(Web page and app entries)

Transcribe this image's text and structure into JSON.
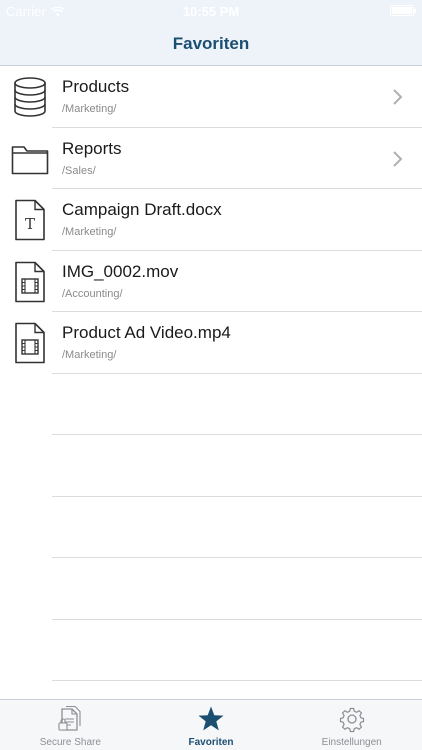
{
  "status_bar": {
    "carrier": "Carrier",
    "time": "10:55 PM"
  },
  "nav": {
    "title": "Favoriten"
  },
  "items": [
    {
      "title": "Products",
      "path": "/Marketing/",
      "icon": "database-icon",
      "has_chevron": true
    },
    {
      "title": "Reports",
      "path": "/Sales/",
      "icon": "folder-icon",
      "has_chevron": true
    },
    {
      "title": "Campaign Draft.docx",
      "path": "/Marketing/",
      "icon": "text-document-icon",
      "has_chevron": false
    },
    {
      "title": "IMG_0002.mov",
      "path": "/Accounting/",
      "icon": "video-file-icon",
      "has_chevron": false
    },
    {
      "title": "Product Ad Video.mp4",
      "path": "/Marketing/",
      "icon": "video-file-icon",
      "has_chevron": false
    }
  ],
  "tabs": [
    {
      "label": "Secure Share",
      "icon": "secure-share-icon",
      "active": false
    },
    {
      "label": "Favoriten",
      "icon": "star-icon",
      "active": true
    },
    {
      "label": "Einstellungen",
      "icon": "gear-icon",
      "active": false
    }
  ],
  "colors": {
    "accent": "#1b4f72",
    "bar_background": "#eef3fa",
    "inactive": "#8e8e93"
  }
}
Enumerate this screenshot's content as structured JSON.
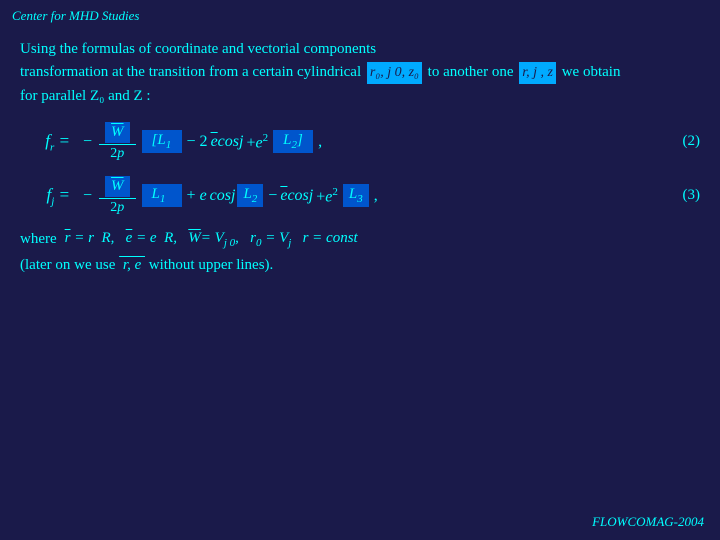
{
  "header": {
    "title": "Center for MHD Studies"
  },
  "intro": {
    "line1": "Using the formulas of coordinate and vectorial components",
    "line2_part1": "transformation at the transition from a certain cylindrical",
    "line2_coord_label": "r₀, j 0, z₀",
    "line2_part2": "to another one",
    "line2_coord2_label": "r, j , z",
    "line2_part3": "we obtain",
    "line3": "for parallel Z₀ and Z :"
  },
  "equations": {
    "eq2_label": "fᵣ =",
    "eq2_number": "(2)",
    "eq3_label": "fⱼ =",
    "eq3_number": "(3)"
  },
  "where_section": {
    "label": "where",
    "relations": "r̅ = r  R,   e̅ = e  R,   W̅= Vⱼ₀,   r₀ = Vⱼ   r = const"
  },
  "later_section": {
    "text_before": "(later on we use",
    "vars": "r, e",
    "text_after": "without upper lines)."
  },
  "footer": {
    "text": "FLOWCOMAG-2004"
  }
}
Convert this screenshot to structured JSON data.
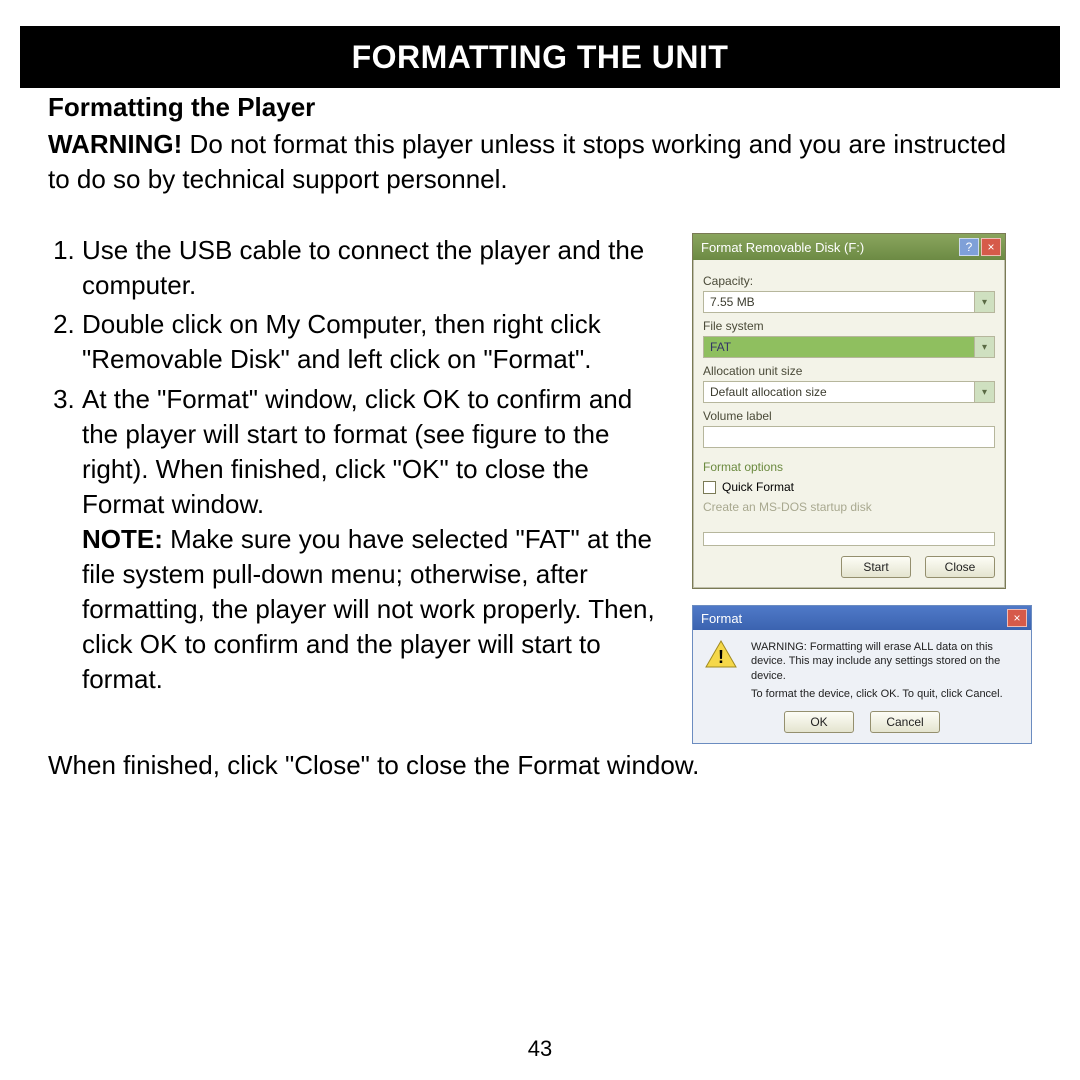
{
  "header": {
    "title": "FORMATTING THE UNIT"
  },
  "section": {
    "subhead": "Formatting the Player",
    "warning_label": "WARNING!",
    "warning_text": " Do not format this player unless it stops working and you are instructed to do so by technical support personnel.",
    "steps": [
      "Use the USB cable to connect the player and the computer.",
      "Double click on My Computer, then right click \"Removable Disk\" and left click on \"Format\".",
      "At the \"Format\" window, click OK to confirm and the player will start to format (see figure to the right). When finished, click \"OK\" to close the Format window."
    ],
    "note_label": "NOTE:",
    "note_text": " Make sure you have selected \"FAT\" at the file system pull-down menu; otherwise, after formatting, the player will not work properly. Then, click OK to confirm and the player will start to format.",
    "tail": "When finished, click \"Close\" to close the Format window."
  },
  "format_dialog": {
    "title": "Format Removable Disk (F:)",
    "labels": {
      "capacity": "Capacity:",
      "filesystem": "File system",
      "allocation": "Allocation unit size",
      "volume": "Volume label",
      "options": "Format options",
      "quickformat": "Quick Format",
      "dim": "Create an MS-DOS startup disk"
    },
    "values": {
      "capacity": "7.55 MB",
      "filesystem": "FAT",
      "allocation": "Default allocation size"
    },
    "buttons": {
      "start": "Start",
      "close": "Close"
    }
  },
  "warn_dialog": {
    "title": "Format",
    "line1": "WARNING: Formatting will erase ALL data on this device. This may include any settings stored on the device.",
    "line2": "To format the device, click OK. To quit, click Cancel.",
    "buttons": {
      "ok": "OK",
      "cancel": "Cancel"
    }
  },
  "page_number": "43"
}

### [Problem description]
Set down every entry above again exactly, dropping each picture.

### [Output of the task]
Transcribe this image's text and structure into JSON.
{
  "status_bar": {
    "carrier": "Carrier",
    "time": "10:55 PM"
  },
  "nav": {
    "title": "Favoriten"
  },
  "items": [
    {
      "title": "Products",
      "path": "/Marketing/",
      "icon": "database-icon",
      "has_chevron": true
    },
    {
      "title": "Reports",
      "path": "/Sales/",
      "icon": "folder-icon",
      "has_chevron": true
    },
    {
      "title": "Campaign Draft.docx",
      "path": "/Marketing/",
      "icon": "text-document-icon",
      "has_chevron": false
    },
    {
      "title": "IMG_0002.mov",
      "path": "/Accounting/",
      "icon": "video-file-icon",
      "has_chevron": false
    },
    {
      "title": "Product Ad Video.mp4",
      "path": "/Marketing/",
      "icon": "video-file-icon",
      "has_chevron": false
    }
  ],
  "tabs": [
    {
      "label": "Secure Share",
      "icon": "secure-share-icon",
      "active": false
    },
    {
      "label": "Favoriten",
      "icon": "star-icon",
      "active": true
    },
    {
      "label": "Einstellungen",
      "icon": "gear-icon",
      "active": false
    }
  ],
  "colors": {
    "accent": "#1b4f72",
    "bar_background": "#eef3fa",
    "inactive": "#8e8e93"
  }
}
Enumerate this screenshot's content as structured JSON.
{
  "header": {
    "title": "Center for MHD Studies"
  },
  "intro": {
    "line1": "Using the formulas of coordinate and vectorial components",
    "line2_part1": "transformation at the transition from a certain cylindrical",
    "line2_coord_label": "r₀, j 0, z₀",
    "line2_part2": "to another one",
    "line2_coord2_label": "r, j , z",
    "line2_part3": "we obtain",
    "line3": "for parallel Z₀ and Z :"
  },
  "equations": {
    "eq2_label": "fᵣ =",
    "eq2_number": "(2)",
    "eq3_label": "fⱼ =",
    "eq3_number": "(3)"
  },
  "where_section": {
    "label": "where",
    "relations": "r̅ = r  R,   e̅ = e  R,   W̅= Vⱼ₀,   r₀ = Vⱼ   r = const"
  },
  "later_section": {
    "text_before": "(later on we use",
    "vars": "r, e",
    "text_after": "without upper lines)."
  },
  "footer": {
    "text": "FLOWCOMAG-2004"
  }
}
Convert this screenshot to structured JSON data.
{
  "header": {
    "title": "FORMATTING THE UNIT"
  },
  "section": {
    "subhead": "Formatting the Player",
    "warning_label": "WARNING!",
    "warning_text": " Do not format this player unless it stops working and you are instructed to do so by technical support personnel.",
    "steps": [
      "Use the USB cable to connect the player and the computer.",
      "Double click on My Computer, then right click \"Removable Disk\" and left click on \"Format\".",
      "At the \"Format\" window, click OK to confirm and the player will start to format (see figure to the right). When finished, click \"OK\" to close the Format window."
    ],
    "note_label": "NOTE:",
    "note_text": " Make sure you have selected \"FAT\" at the file system pull-down menu; otherwise, after formatting, the player will not work properly. Then, click OK to confirm and the player will start to format.",
    "tail": "When finished, click \"Close\" to close the Format window."
  },
  "format_dialog": {
    "title": "Format Removable Disk (F:)",
    "labels": {
      "capacity": "Capacity:",
      "filesystem": "File system",
      "allocation": "Allocation unit size",
      "volume": "Volume label",
      "options": "Format options",
      "quickformat": "Quick Format",
      "dim": "Create an MS-DOS startup disk"
    },
    "values": {
      "capacity": "7.55 MB",
      "filesystem": "FAT",
      "allocation": "Default allocation size"
    },
    "buttons": {
      "start": "Start",
      "close": "Close"
    }
  },
  "warn_dialog": {
    "title": "Format",
    "line1": "WARNING: Formatting will erase ALL data on this device. This may include any settings stored on the device.",
    "line2": "To format the device, click OK. To quit, click Cancel.",
    "buttons": {
      "ok": "OK",
      "cancel": "Cancel"
    }
  },
  "page_number": "43"
}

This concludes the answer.